EU states who don’t accept refugees may face legal action: Germany
German Foreign Minister Frank-Walter Steinmeier threatened legal action on Saturday against EU countries that refused to accept refugees under the bloc’s quota programme.world Updated: Dec 19, 2015 21:22 IST
German Foreign Minister Frank-Walter Steinmeier threatened legal action on Saturday against EU countries that refused to accept refugees under the bloc’s quota programme.
Steinmeier said in an interview with German weekly Der Spiegel that “if it cannot be done otherwise, things will be resolved through the appropriate legal channels”, adding that “Europe is a community of law”.
The German minister spoke specifically of Slovakia and Hungary, which have both made their own threats of legal action against the controversial quota system.
Slovakia said last month that it would complain against the EU quota plan to distribute 160,000 refugees and migrants across the bloc.
Few migrants have entered Slovakia on their voyage to western Europe, and even fewer asylum seekers have chosen to stay.
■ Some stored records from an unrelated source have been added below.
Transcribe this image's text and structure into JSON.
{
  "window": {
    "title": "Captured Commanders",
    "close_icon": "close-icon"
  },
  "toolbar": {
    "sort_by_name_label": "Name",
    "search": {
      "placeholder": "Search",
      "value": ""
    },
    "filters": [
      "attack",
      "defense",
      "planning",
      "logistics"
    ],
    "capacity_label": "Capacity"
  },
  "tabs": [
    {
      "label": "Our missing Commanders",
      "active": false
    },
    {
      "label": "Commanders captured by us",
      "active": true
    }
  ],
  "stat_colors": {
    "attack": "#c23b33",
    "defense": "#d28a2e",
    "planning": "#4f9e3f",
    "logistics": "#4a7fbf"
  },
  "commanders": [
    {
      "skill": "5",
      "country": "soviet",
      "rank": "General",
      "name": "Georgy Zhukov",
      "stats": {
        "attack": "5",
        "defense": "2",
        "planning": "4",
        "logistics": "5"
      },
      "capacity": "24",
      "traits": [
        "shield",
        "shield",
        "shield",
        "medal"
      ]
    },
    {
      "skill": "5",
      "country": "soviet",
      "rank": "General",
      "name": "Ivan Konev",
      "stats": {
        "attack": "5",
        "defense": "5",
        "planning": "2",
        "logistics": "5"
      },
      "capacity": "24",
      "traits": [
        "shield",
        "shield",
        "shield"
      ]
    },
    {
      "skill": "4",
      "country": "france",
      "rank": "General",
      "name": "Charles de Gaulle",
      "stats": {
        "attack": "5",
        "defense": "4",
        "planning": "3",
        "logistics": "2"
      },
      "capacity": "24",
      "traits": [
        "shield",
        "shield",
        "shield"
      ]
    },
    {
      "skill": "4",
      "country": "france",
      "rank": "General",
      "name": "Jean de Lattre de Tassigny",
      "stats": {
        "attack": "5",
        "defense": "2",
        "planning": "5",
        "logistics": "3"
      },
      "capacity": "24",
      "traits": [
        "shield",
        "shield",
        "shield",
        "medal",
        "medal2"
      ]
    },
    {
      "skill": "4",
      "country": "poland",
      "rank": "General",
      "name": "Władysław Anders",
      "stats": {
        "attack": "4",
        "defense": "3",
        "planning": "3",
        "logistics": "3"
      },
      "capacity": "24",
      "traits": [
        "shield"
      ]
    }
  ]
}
Under the EU’s quota system, Bratislava is expected to take in just under 2,300 migrants.
“European solidarity is not a one-way street,” Steinmeier said, adding that “those who refuse (to welcome refugees) must know what is at stake for them: open borders in Europe”.
Europe’s Schengen passport-free area is cherished as one of its most important achievements and the European Commission has repeatedly expressed concern that re-imposing border controls threatens its future.
EU leaders on Thursday set an end-of-June deadline to agree on a new border and coastguard force to slow the influx of migrants across the 28-nation bloc’s porous external frontiers.
They also called for the rapid delivery of a promised three billion euros (USD 3.25 billion) in aid for refugees in Turkey in return for its help in stemming the flow.
Following a slew of emergency summits this year, they acknowledged they had been too slow to carry out a joint strategy to tackle Europe’s worst refugee crisis since World War II.